Task objective: Down to the final line, return the records unchanged.

Dataset rows describing interfaces:

—————

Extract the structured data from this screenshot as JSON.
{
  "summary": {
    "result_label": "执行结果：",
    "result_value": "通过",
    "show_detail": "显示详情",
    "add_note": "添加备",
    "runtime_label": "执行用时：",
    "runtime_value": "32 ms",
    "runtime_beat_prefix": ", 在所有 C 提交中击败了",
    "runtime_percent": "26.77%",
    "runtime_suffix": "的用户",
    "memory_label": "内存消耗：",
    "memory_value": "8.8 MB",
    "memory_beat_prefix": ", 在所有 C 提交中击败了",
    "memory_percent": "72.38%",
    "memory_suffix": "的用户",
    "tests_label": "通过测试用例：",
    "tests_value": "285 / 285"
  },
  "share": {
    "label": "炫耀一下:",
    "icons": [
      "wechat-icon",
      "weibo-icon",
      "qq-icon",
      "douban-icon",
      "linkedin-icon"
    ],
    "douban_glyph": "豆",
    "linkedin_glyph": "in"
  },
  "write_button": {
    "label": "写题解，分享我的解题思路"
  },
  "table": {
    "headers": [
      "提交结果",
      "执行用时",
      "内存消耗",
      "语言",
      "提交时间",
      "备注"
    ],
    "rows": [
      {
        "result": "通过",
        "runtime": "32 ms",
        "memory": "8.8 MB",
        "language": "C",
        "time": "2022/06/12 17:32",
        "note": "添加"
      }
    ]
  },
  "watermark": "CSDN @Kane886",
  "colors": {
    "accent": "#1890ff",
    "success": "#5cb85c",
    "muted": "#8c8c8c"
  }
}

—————

Written response:
Extract the structured data from this screenshot as JSON.
{
  "summary": {
    "result_label": "执行结果：",
    "result_value": "通过",
    "show_detail": "显示详情",
    "add_note": "添加备",
    "runtime_label": "执行用时：",
    "runtime_value": "32 ms",
    "runtime_beat_prefix": ", 在所有 C 提交中击败了",
    "runtime_percent": "26.77%",
    "runtime_suffix": "的用户",
    "memory_label": "内存消耗：",
    "memory_value": "8.8 MB",
    "memory_beat_prefix": ", 在所有 C 提交中击败了",
    "memory_percent": "72.38%",
    "memory_suffix": "的用户",
    "tests_label": "通过测试用例：",
    "tests_value": "285 / 285"
  },
  "share": {
    "label": "炫耀一下:",
    "icons": [
      "wechat-icon",
      "weibo-icon",
      "qq-icon",
      "douban-icon",
      "linkedin-icon"
    ],
    "douban_glyph": "豆",
    "linkedin_glyph": "in"
  },
  "write_button": {
    "label": "写题解，分享我的解题思路"
  },
  "table": {
    "headers": [
      "提交结果",
      "执行用时",
      "内存消耗",
      "语言",
      "提交时间",
      "备注"
    ],
    "rows": [
      {
        "result": "通过",
        "runtime": "32 ms",
        "memory": "8.8 MB",
        "language": "C",
        "time": "2022/06/12 17:32",
        "note": "添加"
      }
    ]
  },
  "watermark": "CSDN @Kane886",
  "colors": {
    "accent": "#1890ff",
    "success": "#5cb85c",
    "muted": "#8c8c8c"
  }
}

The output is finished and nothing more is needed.